Some 20 years ago my golf season metaphorically started with a visit to the Gap, where I’d grab three of its traditional short-sleeved pique cotton shirts, invariably in singular colors, including pure black, dark blue or bright white. I appreciated the raised ribbing of the weaving style, which yielded a stiffer fabric that resisted wrinkling. These shirts also sported no logo, be it for a brand or club, apparel anonymity that was, at the time, greatly valued.
When Gap stopped making stolid T-shirts that lasted for several years, I stopped going to its stores. Meanwhile, golf shirts rapidly evolved in composition and style. Lightweight “performance fabrics” that resisted heat while absorbing sweat and facilitating its evaporation took an ever-increasing share of the market. And even while weeding out pilled and permanently burrito-stained garments, the reserves in my closet included a large percentage of Antiqua-branded shirts.

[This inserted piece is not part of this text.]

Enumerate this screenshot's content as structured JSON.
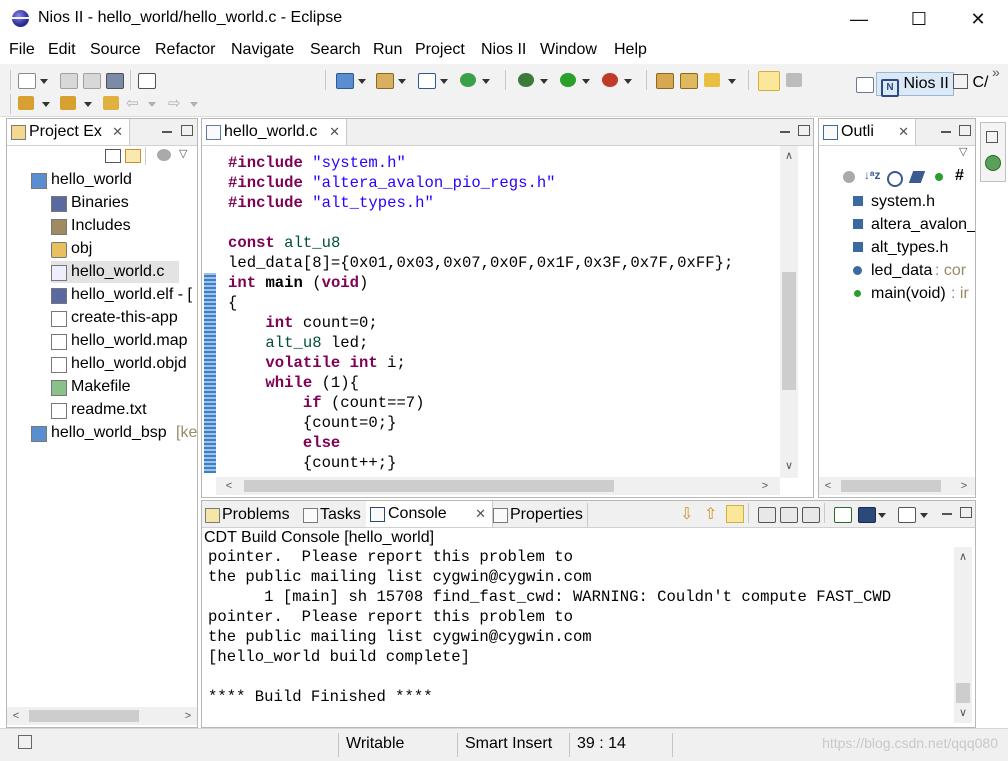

In a wide variety of styles and colors, the Antiqua line included of 100 percent polyester shirts that were incredibly lightweight and virtually immune to wrinkling – – which for a wrinkle-inducing fellow is an obviously desirable attribute. In the past few years these included the company’s Desert Dry™ technology, which absorbs and wicks moisture quickly and evenly, leading to that efficient evaporation that helps keep golfers comfortable and dry on hot summer afternoons.

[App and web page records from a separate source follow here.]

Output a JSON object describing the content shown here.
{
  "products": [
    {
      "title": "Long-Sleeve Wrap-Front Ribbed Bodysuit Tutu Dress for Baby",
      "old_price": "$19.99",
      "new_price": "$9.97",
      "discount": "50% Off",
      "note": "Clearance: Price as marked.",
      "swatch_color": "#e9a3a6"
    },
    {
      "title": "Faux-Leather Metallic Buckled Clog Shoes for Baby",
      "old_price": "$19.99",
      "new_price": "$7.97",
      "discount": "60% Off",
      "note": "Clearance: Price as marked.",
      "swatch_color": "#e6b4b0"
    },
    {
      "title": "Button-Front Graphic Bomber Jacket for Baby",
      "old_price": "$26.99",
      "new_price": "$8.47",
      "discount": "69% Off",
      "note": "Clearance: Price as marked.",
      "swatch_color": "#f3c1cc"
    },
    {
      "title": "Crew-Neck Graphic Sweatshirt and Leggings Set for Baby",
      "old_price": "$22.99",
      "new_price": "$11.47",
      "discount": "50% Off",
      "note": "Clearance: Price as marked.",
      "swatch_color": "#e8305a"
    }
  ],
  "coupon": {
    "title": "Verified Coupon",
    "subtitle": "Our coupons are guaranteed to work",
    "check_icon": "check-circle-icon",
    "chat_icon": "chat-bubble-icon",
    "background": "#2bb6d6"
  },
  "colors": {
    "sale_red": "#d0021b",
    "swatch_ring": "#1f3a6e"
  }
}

That technology, and more, is a large part of the Spring 2015 Line for the Peoria, Arizona-based Antigua Group, including a fabric that recaptures the often missing feel of casual and soft cotton. Antigua developed a Desert Dry™ fabric that’s 40 percent polyester and 60 percent cotton, which they call, naturally, the Desert Dry™ Performance Cotton. Several additional models feature Desert Dry™ Xtra-Lite material, which is an ultra-light fabric that looks and feels like cotton, yet handles perspiration like a 100 percent poly shirt.
A number of its models include “self fabric” and flat knit collars, adding style to what are clearly well-constructed and long lasting
polos. And many of this year’s colors are more muted than the “pop” style that gained much positive attention for Antigua for its 2012 line.
Among the models I recently tested were the Perform, which features a trio of contrasting colors. Made of 100 percent polyester, it’s among the lightest in the line. I have the white, gray and purple shirt shown in the initial photo. It comes in four different combinations.
I’ve also tried the Reserve, which has the Desert Dry Xtra-Lite 60 percent cotton and 40 percent polyester blend. Antigua’s website shows it coming in nine different colors; mine is a muted gray. For those who prefer the clean look of a solid color, Reserve is an excellent choice.
Finally, I also have been wearing the Blaze, again a Desert Dry Xtra-Lite, but with the cotton-like feel. The subtle, horizontal striping gives the shirt more of a textured look, despite its supple smooth feel.
All in all, these shirts look good on a golf course, in a club house or anywhere, for that matter. They are another good take on the classic polo shirt.
Find Antigua on the web at: www.Antigua.com and ShopAntigua.com; Like Antigua on Facebook at: facebook.com/Antigua;Follow Antigua on Twitter at: twitter.com/AntiguaWear: Watch Antigua YouTube videos at: youtube.com/AntiguaWear